Task material:
++++++

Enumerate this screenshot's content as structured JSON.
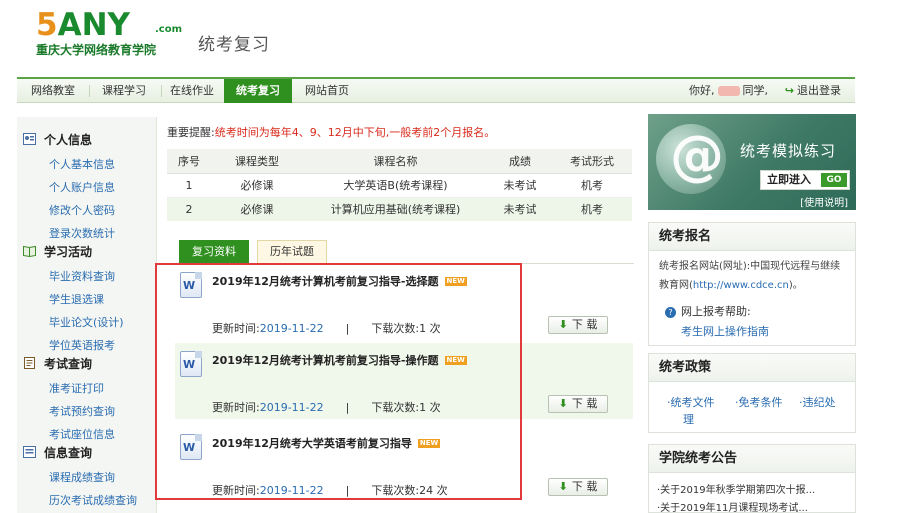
{
  "header": {
    "logo_text": "5ANY",
    "logo_com": ".com",
    "logo_subtitle": "重庆大学网络教育学院",
    "page_title": "统考复习"
  },
  "topnav": {
    "items": [
      "网络教室",
      "课程学习",
      "在线作业",
      "统考复习",
      "网站首页"
    ],
    "active_index": 3,
    "greeting_prefix": "你好,",
    "greeting_suffix": "同学,",
    "logout": "退出登录"
  },
  "sidebar": {
    "sections": [
      {
        "title": "个人信息",
        "icon": "person-card-icon",
        "items": [
          "个人基本信息",
          "个人账户信息",
          "修改个人密码",
          "登录次数统计"
        ]
      },
      {
        "title": "学习活动",
        "icon": "book-icon",
        "items": [
          "毕业资料查询",
          "学生退选课",
          "毕业论文(设计)",
          "学位英语报考"
        ]
      },
      {
        "title": "考试查询",
        "icon": "exam-icon",
        "items": [
          "准考证打印",
          "考试预约查询",
          "考试座位信息"
        ]
      },
      {
        "title": "信息查询",
        "icon": "info-icon",
        "items": [
          "课程成绩查询",
          "历次考试成绩查询"
        ]
      }
    ]
  },
  "notice": {
    "label": "重要提醒:",
    "text": "统考时间为每年4、9、12月中下旬,一般考前2个月报名。"
  },
  "course_table": {
    "headers": [
      "序号",
      "课程类型",
      "课程名称",
      "成绩",
      "考试形式"
    ],
    "rows": [
      [
        "1",
        "必修课",
        "大学英语B(统考课程)",
        "未考试",
        "机考"
      ],
      [
        "2",
        "必修课",
        "计算机应用基础(统考课程)",
        "未考试",
        "机考"
      ]
    ]
  },
  "tabs": [
    "复习资料",
    "历年试题"
  ],
  "documents": [
    {
      "title": "2019年12月统考计算机考前复习指导-选择题",
      "badge": "NEW",
      "updated_label": "更新时间:",
      "updated": "2019-11-22",
      "downloads_label": "下载次数:",
      "downloads": "1",
      "unit": "次",
      "download_btn": "下 载"
    },
    {
      "title": "2019年12月统考计算机考前复习指导-操作题",
      "badge": "NEW",
      "updated_label": "更新时间:",
      "updated": "2019-11-22",
      "downloads_label": "下载次数:",
      "downloads": "1",
      "unit": "次",
      "download_btn": "下 载"
    },
    {
      "title": "2019年12月统考大学英语考前复习指导",
      "badge": "NEW",
      "updated_label": "更新时间:",
      "updated": "2019-11-22",
      "downloads_label": "下载次数:",
      "downloads": "24",
      "unit": "次",
      "download_btn": "下 载"
    }
  ],
  "right": {
    "banner": {
      "title": "统考模拟练习",
      "enter": "立即进入",
      "go": "GO",
      "help": "[使用说明]"
    },
    "registration": {
      "title": "统考报名",
      "text": "统考报名网站(网址):中国现代远程与继续教育网(",
      "url": "http://www.cdce.cn",
      "text_end": ")。",
      "question": "网上报考帮助:",
      "guide_link": "考生网上操作指南"
    },
    "policy": {
      "title": "统考政策",
      "links": [
        "·统考文件",
        "·免考条件",
        "·违纪处",
        "理"
      ]
    },
    "announcements": {
      "title": "学院统考公告",
      "items": [
        "·关于2019年秋季学期第四次十报...",
        "·关于2019年11月课程现场考试..."
      ]
    }
  },
  "colors": {
    "brand_green": "#2f8f1f",
    "alert_red": "#d92a1c",
    "link_blue": "#2a6cb0",
    "highlight_border": "#e03a3a"
  }
}
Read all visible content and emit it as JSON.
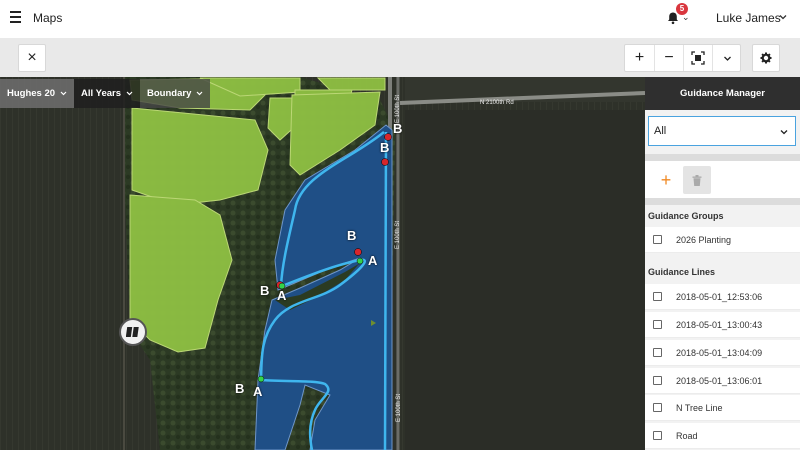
{
  "header": {
    "title": "Maps",
    "notification_count": "5",
    "user_name": "Luke James"
  },
  "toolbar": {
    "close": "×",
    "zoom_in": "+",
    "zoom_out": "−"
  },
  "map": {
    "filters": [
      {
        "label": "Hughes 20"
      },
      {
        "label": "All Years"
      },
      {
        "label": "Boundary"
      }
    ],
    "road_labels": {
      "north_road": "N 2100th Rd",
      "east_road_upper": "E 100th St",
      "east_road_mid": "E 100th St",
      "east_road_lower": "E 100th St"
    },
    "guidance_markers": {
      "b_top_right_1": "B",
      "b_top_right_2": "B",
      "b_mid": "B",
      "a_mid": "A",
      "b_left": "B",
      "a_left": "A",
      "b_bottom": "B",
      "a_bottom": "A"
    },
    "colors": {
      "field_green": "#8fc043",
      "water_blue": "#1f4f86",
      "guidance_line": "#3fb6ee",
      "point_a": "#35d24a",
      "point_b": "#d8262b"
    }
  },
  "panel": {
    "title": "Guidance Manager",
    "filter_value": "All",
    "groups_title": "Guidance Groups",
    "groups": [
      {
        "label": "2026 Planting"
      }
    ],
    "lines_title": "Guidance Lines",
    "lines": [
      {
        "label": "2018-05-01_12:53:06"
      },
      {
        "label": "2018-05-01_13:00:43"
      },
      {
        "label": "2018-05-01_13:04:09"
      },
      {
        "label": "2018-05-01_13:06:01"
      },
      {
        "label": "N Tree Line"
      },
      {
        "label": "Road"
      }
    ]
  }
}
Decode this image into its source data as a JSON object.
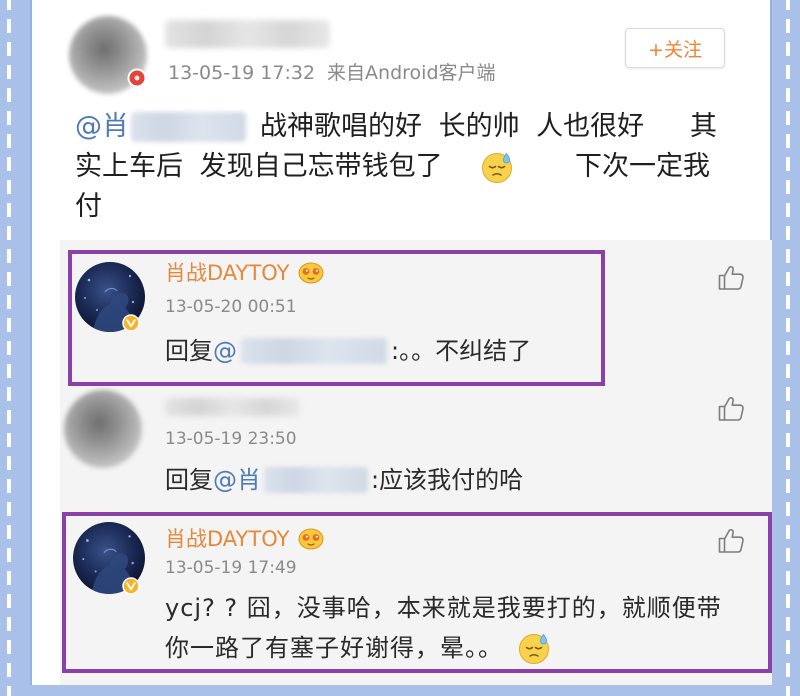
{
  "colors": {
    "frame_blue": "#a9c1e8",
    "highlight_purple": "#8b3fa9",
    "link_blue": "#4e7bb5",
    "author_orange": "#e3893c",
    "follow_orange": "#ef8532",
    "timestamp_gray": "#8a8a8a",
    "reply_bg": "#f4f4f4"
  },
  "icons": {
    "like": "thumbs-up-icon",
    "emoji": "sweat-emoji-icon",
    "verified": "verified-badge-icon",
    "member": "member-emoji-icon",
    "avatar_badge": "red-badge-icon"
  },
  "post": {
    "timestamp": "13-05-19 17:32",
    "source": "来自Android客户端",
    "follow_label": "+关注",
    "content": {
      "mention": "@肖",
      "line1_main": "战神歌唱的好 长的帅 人也很好",
      "line1_end": "其",
      "line2_main": "实上车后 发现自己忘带钱包了",
      "line2_end": "下次一定我",
      "line3": "付"
    }
  },
  "replies": [
    {
      "author": "肖战DAYTOY",
      "timestamp": "13-05-20 00:51",
      "prefix": "回复",
      "mention": "@",
      "text": ":。。不纠结了",
      "highlighted": true
    },
    {
      "timestamp": "13-05-19 23:50",
      "prefix": "回复",
      "mention": "@肖",
      "text": ":应该我付的哈",
      "highlighted": false
    },
    {
      "author": "肖战DAYTOY",
      "timestamp": "13-05-19 17:49",
      "text_line1": "ycj? ? 囧，没事哈，本来就是我要打的，就顺便带",
      "text_line2": "你一路了有塞子好谢得，晕。。",
      "highlighted": true
    }
  ]
}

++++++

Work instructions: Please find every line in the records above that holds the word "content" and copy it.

Result of the exercise:
Enumerate this screenshot's content as structured JSON.
Read all visible content and emit it as JSON.
    "content": {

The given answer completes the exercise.